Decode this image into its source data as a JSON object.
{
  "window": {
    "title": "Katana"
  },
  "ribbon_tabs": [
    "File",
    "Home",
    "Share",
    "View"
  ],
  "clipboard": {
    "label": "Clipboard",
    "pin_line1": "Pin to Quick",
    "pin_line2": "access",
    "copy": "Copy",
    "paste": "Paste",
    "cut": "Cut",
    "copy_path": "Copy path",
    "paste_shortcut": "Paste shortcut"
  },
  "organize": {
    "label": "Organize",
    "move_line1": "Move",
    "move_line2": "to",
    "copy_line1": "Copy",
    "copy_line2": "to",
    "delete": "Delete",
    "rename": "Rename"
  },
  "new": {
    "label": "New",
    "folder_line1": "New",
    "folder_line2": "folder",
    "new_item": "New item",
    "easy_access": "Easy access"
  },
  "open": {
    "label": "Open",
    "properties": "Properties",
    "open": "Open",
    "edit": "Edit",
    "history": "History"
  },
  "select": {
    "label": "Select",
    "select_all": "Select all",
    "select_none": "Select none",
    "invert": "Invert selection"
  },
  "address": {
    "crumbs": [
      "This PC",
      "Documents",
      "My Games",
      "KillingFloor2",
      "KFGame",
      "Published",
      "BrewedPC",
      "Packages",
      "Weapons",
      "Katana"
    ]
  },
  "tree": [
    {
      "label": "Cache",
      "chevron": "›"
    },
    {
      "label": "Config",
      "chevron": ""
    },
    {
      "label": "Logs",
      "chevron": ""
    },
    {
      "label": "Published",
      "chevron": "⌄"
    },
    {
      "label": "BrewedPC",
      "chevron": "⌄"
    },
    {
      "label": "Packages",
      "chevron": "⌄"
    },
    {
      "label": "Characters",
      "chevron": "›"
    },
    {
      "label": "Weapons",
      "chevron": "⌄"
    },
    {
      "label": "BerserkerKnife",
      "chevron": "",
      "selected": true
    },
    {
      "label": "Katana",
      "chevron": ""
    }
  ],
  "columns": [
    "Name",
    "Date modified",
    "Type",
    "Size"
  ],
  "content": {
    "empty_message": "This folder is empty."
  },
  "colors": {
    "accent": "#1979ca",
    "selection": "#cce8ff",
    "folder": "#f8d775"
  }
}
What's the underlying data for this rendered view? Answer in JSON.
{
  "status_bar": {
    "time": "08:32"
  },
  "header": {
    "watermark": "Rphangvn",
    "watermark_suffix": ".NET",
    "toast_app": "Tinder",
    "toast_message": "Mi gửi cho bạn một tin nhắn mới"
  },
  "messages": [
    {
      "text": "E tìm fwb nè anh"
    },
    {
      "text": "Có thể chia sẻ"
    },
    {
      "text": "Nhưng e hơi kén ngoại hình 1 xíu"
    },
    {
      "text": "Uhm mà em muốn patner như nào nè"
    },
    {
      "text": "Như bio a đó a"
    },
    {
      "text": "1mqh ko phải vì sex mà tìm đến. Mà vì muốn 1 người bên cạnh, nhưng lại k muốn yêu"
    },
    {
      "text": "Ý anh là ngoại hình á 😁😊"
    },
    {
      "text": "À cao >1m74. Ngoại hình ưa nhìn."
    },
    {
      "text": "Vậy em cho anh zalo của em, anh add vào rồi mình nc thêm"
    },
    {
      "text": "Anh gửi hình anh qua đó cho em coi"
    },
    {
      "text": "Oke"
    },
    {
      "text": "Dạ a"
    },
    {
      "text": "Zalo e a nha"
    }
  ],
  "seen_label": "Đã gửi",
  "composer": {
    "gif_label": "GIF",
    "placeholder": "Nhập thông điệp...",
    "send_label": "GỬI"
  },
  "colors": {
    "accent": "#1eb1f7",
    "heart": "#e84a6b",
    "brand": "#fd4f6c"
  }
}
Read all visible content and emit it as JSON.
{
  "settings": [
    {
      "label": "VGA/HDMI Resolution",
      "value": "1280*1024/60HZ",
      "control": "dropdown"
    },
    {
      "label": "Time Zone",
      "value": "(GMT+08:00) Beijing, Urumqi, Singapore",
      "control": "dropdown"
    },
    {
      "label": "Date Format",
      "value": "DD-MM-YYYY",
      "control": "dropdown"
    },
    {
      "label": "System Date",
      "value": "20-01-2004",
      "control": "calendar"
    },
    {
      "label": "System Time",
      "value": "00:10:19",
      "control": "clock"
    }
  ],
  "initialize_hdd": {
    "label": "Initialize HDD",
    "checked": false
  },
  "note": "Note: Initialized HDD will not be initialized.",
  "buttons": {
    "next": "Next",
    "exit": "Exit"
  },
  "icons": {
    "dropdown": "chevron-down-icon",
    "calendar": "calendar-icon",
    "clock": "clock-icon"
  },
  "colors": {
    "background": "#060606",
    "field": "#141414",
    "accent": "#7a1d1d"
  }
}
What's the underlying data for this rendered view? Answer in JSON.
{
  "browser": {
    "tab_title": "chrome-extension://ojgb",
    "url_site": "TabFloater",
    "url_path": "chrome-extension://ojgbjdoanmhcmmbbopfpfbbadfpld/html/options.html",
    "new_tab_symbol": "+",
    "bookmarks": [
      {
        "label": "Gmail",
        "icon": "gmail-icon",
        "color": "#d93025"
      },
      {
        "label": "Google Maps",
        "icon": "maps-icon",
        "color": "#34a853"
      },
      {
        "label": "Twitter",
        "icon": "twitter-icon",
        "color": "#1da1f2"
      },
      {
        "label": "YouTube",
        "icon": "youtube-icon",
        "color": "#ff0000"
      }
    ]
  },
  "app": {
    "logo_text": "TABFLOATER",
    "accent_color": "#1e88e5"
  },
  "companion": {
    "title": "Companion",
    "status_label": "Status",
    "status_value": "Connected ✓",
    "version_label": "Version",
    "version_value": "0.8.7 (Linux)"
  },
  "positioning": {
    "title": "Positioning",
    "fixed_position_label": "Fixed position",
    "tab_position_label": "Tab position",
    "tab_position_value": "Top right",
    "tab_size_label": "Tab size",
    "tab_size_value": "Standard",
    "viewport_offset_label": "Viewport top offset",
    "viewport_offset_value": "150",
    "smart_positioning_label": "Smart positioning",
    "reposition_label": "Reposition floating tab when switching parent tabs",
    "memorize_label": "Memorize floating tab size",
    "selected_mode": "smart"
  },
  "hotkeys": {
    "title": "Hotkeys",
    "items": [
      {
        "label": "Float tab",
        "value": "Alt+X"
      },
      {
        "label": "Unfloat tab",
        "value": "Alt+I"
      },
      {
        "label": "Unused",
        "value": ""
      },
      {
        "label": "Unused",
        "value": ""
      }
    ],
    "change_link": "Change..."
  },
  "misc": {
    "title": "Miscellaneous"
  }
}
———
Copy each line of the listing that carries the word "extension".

* **Solution to the exercise**
    "tab_title": "chrome-extension://ojgb",
    "url_path": "chrome-extension://ojgbjdoanmhcmmbbopfpfbbadfpld/html/options.html",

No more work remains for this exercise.